According to the Complaint, the pursuit ended when Defendant
Christian struck Plaintiff with the vehicle and ran him over.
(Id. ¶ 15.) After Plaintiff was hit by
Defendant Christian, Defendant Debets alleges that he
"recovered a handgun with one live round in the chamber
and 2 rounds in the magazine." (ECF No. 9 at Pg ID 69.)
Debets and Fernandez allege that Plaintiffs complaint should
be dismissed for failure to state a claim.
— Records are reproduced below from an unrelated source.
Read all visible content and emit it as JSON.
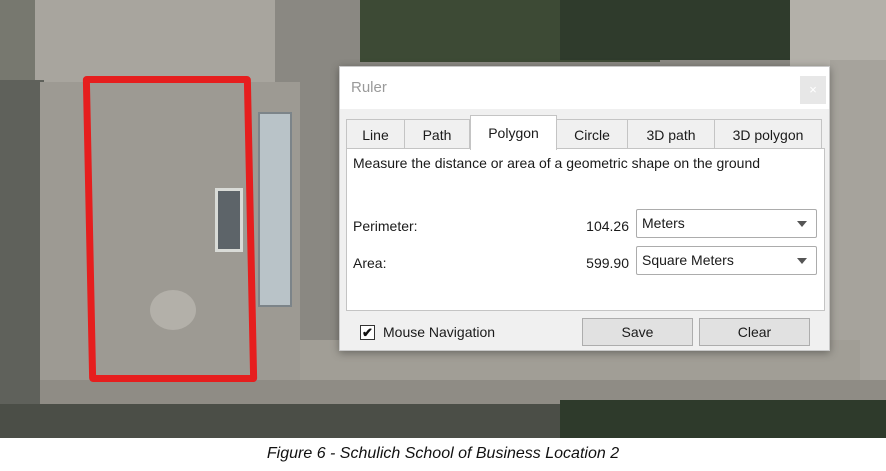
{
  "dialog": {
    "title": "Ruler",
    "close_symbol": "×",
    "tabs": [
      {
        "label": "Line",
        "active": false
      },
      {
        "label": "Path",
        "active": false
      },
      {
        "label": "Polygon",
        "active": true
      },
      {
        "label": "Circle",
        "active": false
      },
      {
        "label": "3D path",
        "active": false
      },
      {
        "label": "3D polygon",
        "active": false
      }
    ],
    "description": "Measure the distance or area of a geometric shape on the ground",
    "perimeter": {
      "label": "Perimeter:",
      "value": "104.26",
      "unit": "Meters"
    },
    "area": {
      "label": "Area:",
      "value": "599.90",
      "unit": "Square Meters"
    },
    "mouse_navigation": {
      "label": "Mouse Navigation",
      "checked": true,
      "check_mark": "✔"
    },
    "save_label": "Save",
    "clear_label": "Clear"
  },
  "caption": "Figure 6 - Schulich School of Business Location 2",
  "colors": {
    "outline": "#e61e1e",
    "dialog_bg": "#f0f0f0",
    "panel_bg": "#ffffff"
  }
}
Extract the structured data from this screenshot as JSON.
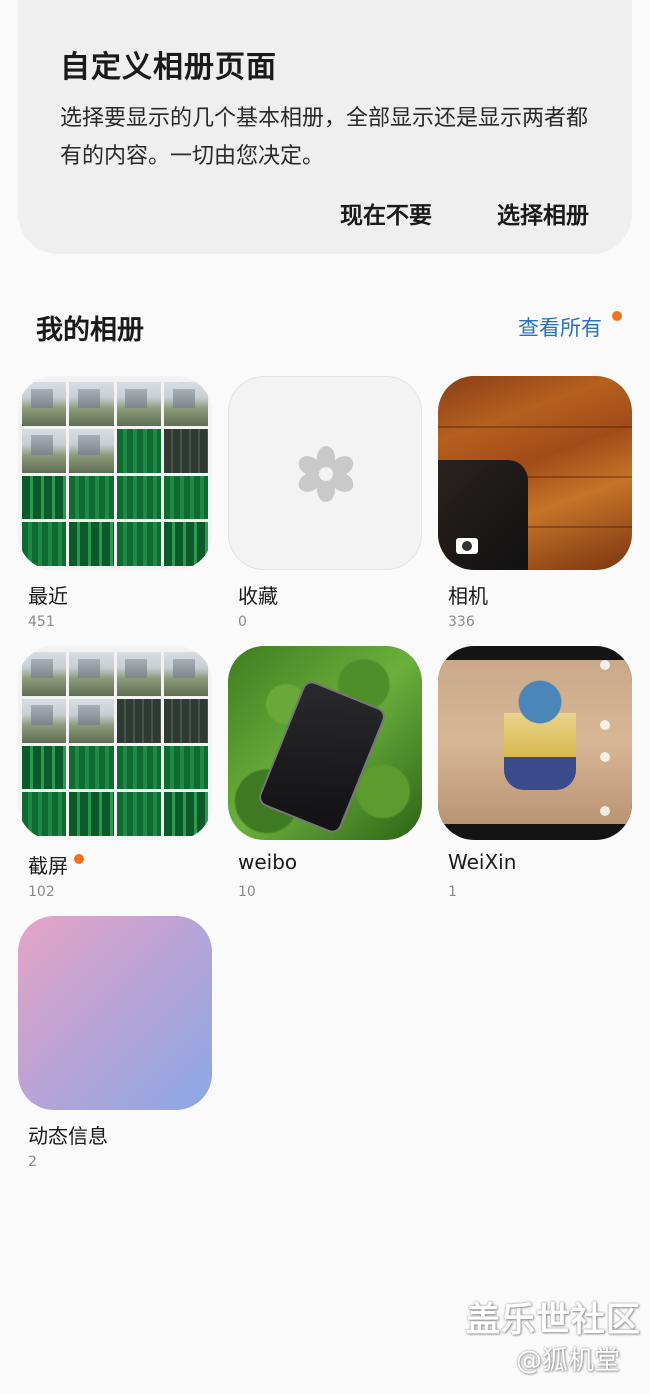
{
  "card": {
    "title": "自定义相册页面",
    "body": "选择要显示的几个基本相册，全部显示还是显示两者都有的内容。一切由您决定。",
    "later_label": "现在不要",
    "choose_label": "选择相册"
  },
  "section": {
    "title": "我的相册",
    "view_all": "查看所有"
  },
  "albums": [
    {
      "name": "最近",
      "count": "451"
    },
    {
      "name": "收藏",
      "count": "0"
    },
    {
      "name": "相机",
      "count": "336"
    },
    {
      "name": "截屏",
      "count": "102"
    },
    {
      "name": "weibo",
      "count": "10"
    },
    {
      "name": "WeiXin",
      "count": "1"
    },
    {
      "name": "动态信息",
      "count": "2"
    }
  ],
  "watermark": {
    "main": "盖乐世社区",
    "sub": "@狐机堂"
  },
  "colors": {
    "accent_link": "#2b6fc0",
    "notification_dot": "#f0701e",
    "card_bg": "#efefef"
  },
  "icons": {
    "favorites_placeholder": "flower-icon",
    "camera_badge": "camera-icon"
  }
}
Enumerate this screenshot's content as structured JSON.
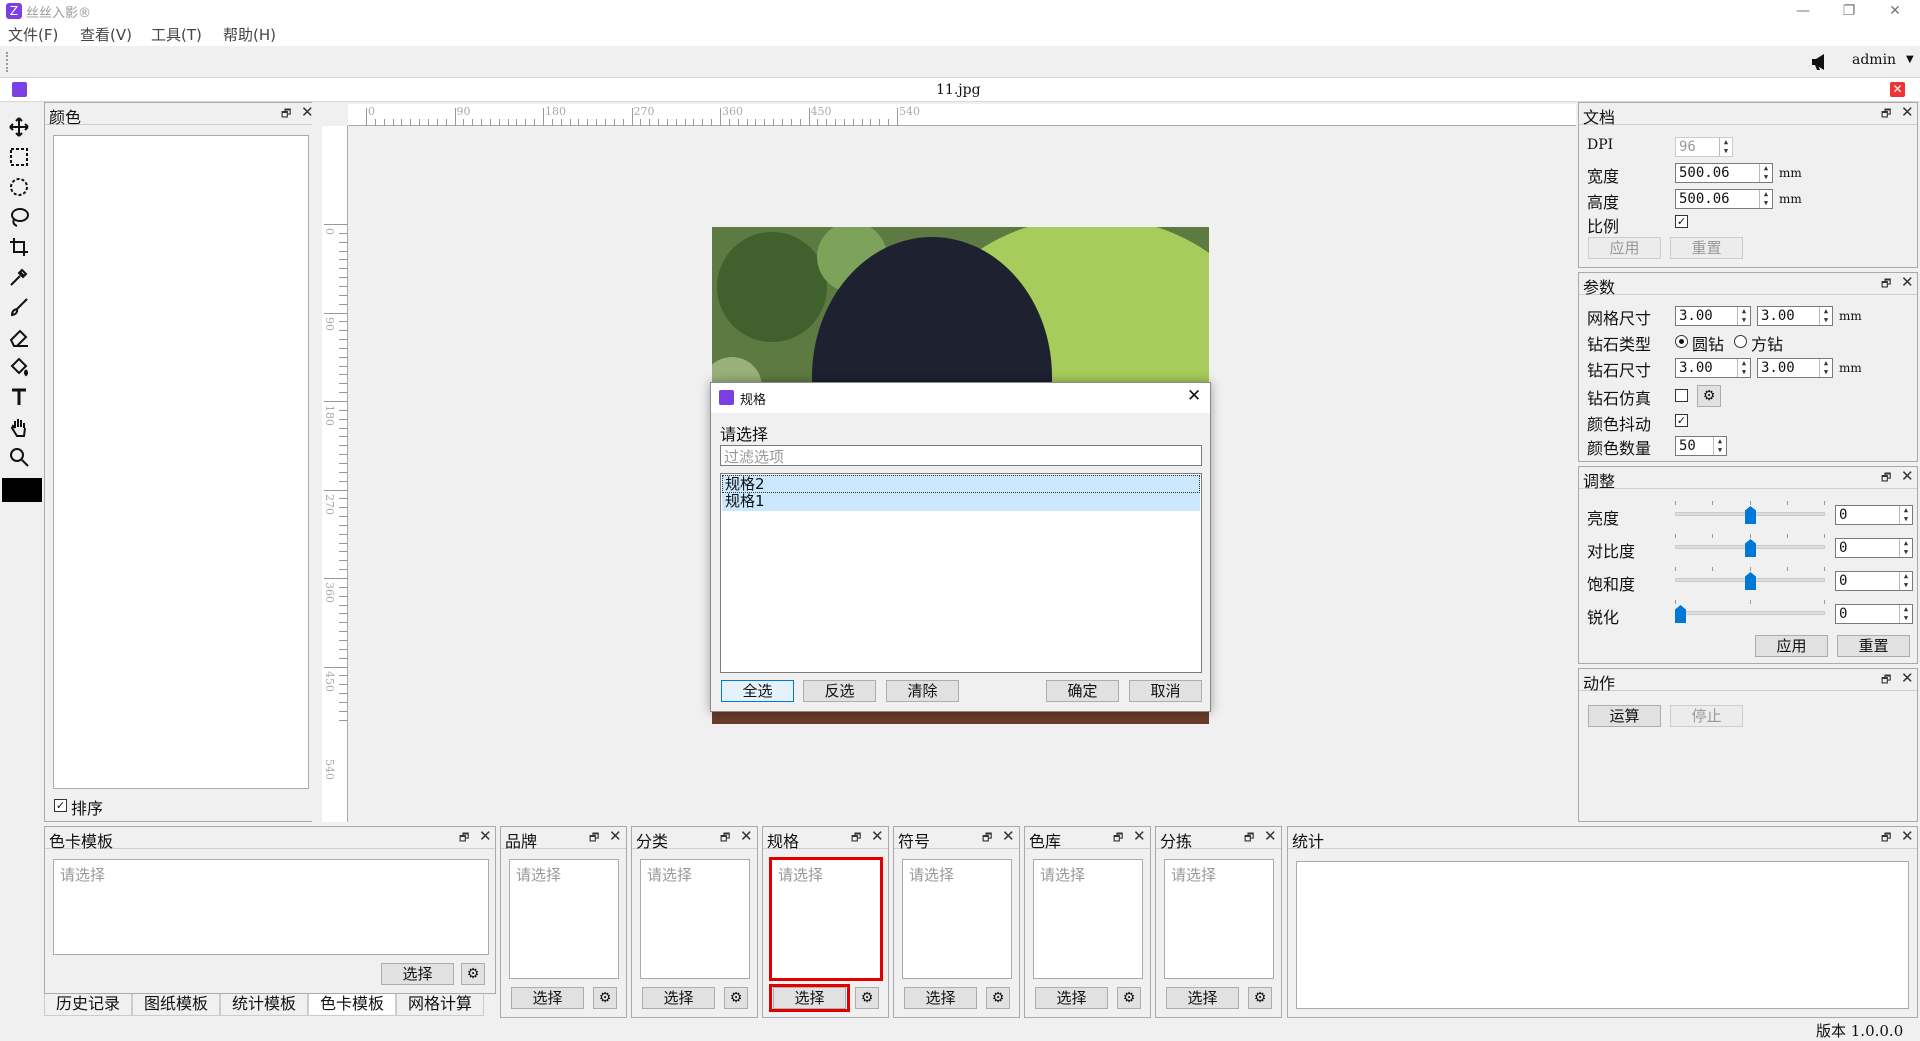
{
  "app": {
    "title": "丝丝入影®"
  },
  "menu": [
    "文件(F)",
    "查看(V)",
    "工具(T)",
    "帮助(H)"
  ],
  "toolbar": {
    "user": "admin"
  },
  "document": {
    "filename": "11.jpg"
  },
  "color_panel": {
    "title": "颜色",
    "sort_label": "排序",
    "sort_checked": true
  },
  "canvas": {
    "h_ruler": [
      "0",
      "90",
      "180",
      "270",
      "360",
      "450",
      "540"
    ],
    "v_ruler": [
      "0",
      "90",
      "180",
      "270",
      "360",
      "450",
      "540"
    ]
  },
  "spec_dialog": {
    "title": "规格",
    "prompt": "请选择",
    "filter_placeholder": "过滤选项",
    "items": [
      "规格2",
      "规格1"
    ],
    "buttons": {
      "select_all": "全选",
      "invert": "反选",
      "clear": "清除",
      "ok": "确定",
      "cancel": "取消"
    }
  },
  "doc_panel": {
    "title": "文档",
    "dpi_label": "DPI",
    "dpi": "96",
    "width_label": "宽度",
    "width": "500.06",
    "height_label": "高度",
    "height": "500.06",
    "unit": "mm",
    "ratio_label": "比例",
    "ratio_checked": true,
    "apply": "应用",
    "reset": "重置"
  },
  "param_panel": {
    "title": "参数",
    "grid_label": "网格尺寸",
    "grid_w": "3.00",
    "grid_h": "3.00",
    "type_label": "钻石类型",
    "type_round": "圆钻",
    "type_square": "方钻",
    "type_selected": "圆钻",
    "size_label": "钻石尺寸",
    "size_w": "3.00",
    "size_h": "3.00",
    "sim_label": "钻石仿真",
    "sim_checked": false,
    "dither_label": "颜色抖动",
    "dither_checked": true,
    "count_label": "颜色数量",
    "count": "50",
    "unit": "mm"
  },
  "adjust_panel": {
    "title": "调整",
    "brightness_label": "亮度",
    "brightness": "0",
    "brightness_level": 0.5,
    "contrast_label": "对比度",
    "contrast": "0",
    "contrast_level": 0.5,
    "saturation_label": "饱和度",
    "saturation": "0",
    "saturation_level": 0.5,
    "sharpen_label": "锐化",
    "sharpen": "0",
    "sharpen_level": 0.0,
    "apply": "应用",
    "reset": "重置"
  },
  "action_panel": {
    "title": "动作",
    "run": "运算",
    "stop": "停止"
  },
  "bottom_docks": {
    "card_template": {
      "title": "色卡模板",
      "placeholder": "请选择",
      "select": "选择"
    },
    "brand": {
      "title": "品牌",
      "placeholder": "请选择",
      "select": "选择"
    },
    "category": {
      "title": "分类",
      "placeholder": "请选择",
      "select": "选择"
    },
    "spec": {
      "title": "规格",
      "placeholder": "请选择",
      "select": "选择"
    },
    "symbol": {
      "title": "符号",
      "placeholder": "请选择",
      "select": "选择"
    },
    "library": {
      "title": "色库",
      "placeholder": "请选择",
      "select": "选择"
    },
    "sorting": {
      "title": "分拣",
      "placeholder": "请选择",
      "select": "选择"
    },
    "stats": {
      "title": "统计"
    }
  },
  "bottom_tabs": [
    "历史记录",
    "图纸模板",
    "统计模板",
    "色卡模板",
    "网格计算"
  ],
  "bottom_tab_active": "色卡模板",
  "status": {
    "version": "版本 1.0.0.0"
  },
  "colors": {
    "accent": "#0078d7",
    "highlight": "#e00000",
    "brand": "#7b3fe4"
  }
}
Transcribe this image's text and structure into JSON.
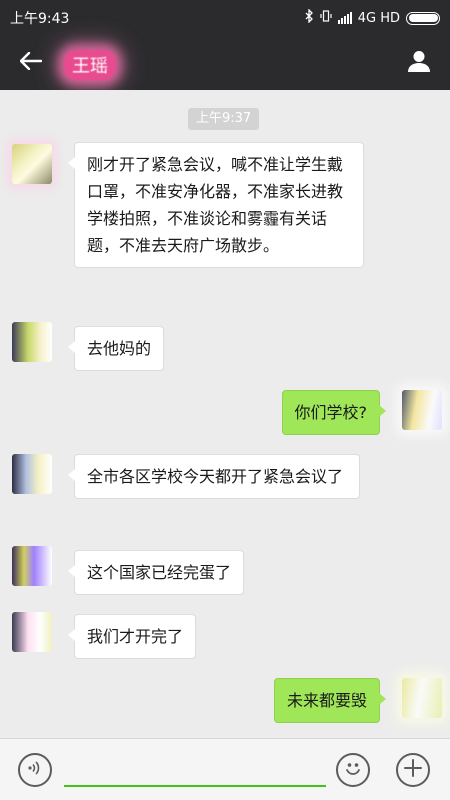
{
  "status_bar": {
    "time": "上午9:43",
    "network": "4G HD",
    "icons": [
      "bluetooth-icon",
      "vibrate-icon",
      "signal-icon",
      "battery-icon"
    ]
  },
  "header": {
    "title": "王瑶",
    "icons": [
      "back-arrow-icon",
      "profile-icon"
    ]
  },
  "chat": {
    "timestamp": "上午9:37",
    "messages": [
      {
        "side": "in",
        "text": "刚才开了紧急会议，喊不准让学生戴口罩，不准安净化器，不准家长进教学楼拍照，不准谈论和雾霾有关话题，不准去天府广场散步。"
      },
      {
        "side": "in",
        "text": "去他妈的"
      },
      {
        "side": "out",
        "text": "你们学校?"
      },
      {
        "side": "in",
        "text": " 全市各区学校今天都开了紧急会议了"
      },
      {
        "side": "in",
        "text": "这个国家已经完蛋了"
      },
      {
        "side": "in",
        "text": "我们才开完了"
      },
      {
        "side": "out",
        "text": "未来都要毁"
      }
    ]
  },
  "input_bar": {
    "value": "",
    "icons": [
      "voice-icon",
      "emoji-icon",
      "plus-icon"
    ]
  },
  "colors": {
    "header_bg": "#2b2b2d",
    "chat_bg": "#ececec",
    "outgoing_bubble": "#9fe658",
    "incoming_bubble": "#ffffff",
    "input_underline": "#45c01a"
  }
}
First, Defendants
Debets and Fernandez contend that Plaintiff failed to allege
particularized facts supporting his 42 U.S.C. § 1983 or
failure to intervene claims. (Id. at Pg ID 73.)
Here, Defendants state Plaintiff has failed to demonstrate
any violation by Plaintiffs constitutional rights by
Defendants Debets or Fernandez. (Id.) Even if
Plaintiff did provide sufficient facts to show misconduct,
Defendants Debets and Fernandez argue that they would be
entitled to qualified immunity because their pursuit of
Plaintiff was a discretionary act. (Id.)
Debets and Fernandez also note that in order to prevail on a
failure to intervene claim, Plaintiff must demonstrate (1)
Defendant Officers observed or knew the constitutional harm
was occurring and (2) there was an opportunity and means to
prevent the harm from occurring. (Id. at Pg ID 75.)
Here, Defendants argue if there was a constitutional
violation, there was no opportunity for Defendants Debets and
Fernandez to intervene before Plaintiff was struck by the
police car. (Id. at Pg ID 76.)
opposition brief, Plaintiff contends that all claims were
properly pled. Plaintiff also requests discovery
"concerning the actions taken and decisions made by
these Defendants up to and including the running down of
Plaintiff." (ECF No. 12 at Pg ID 118.)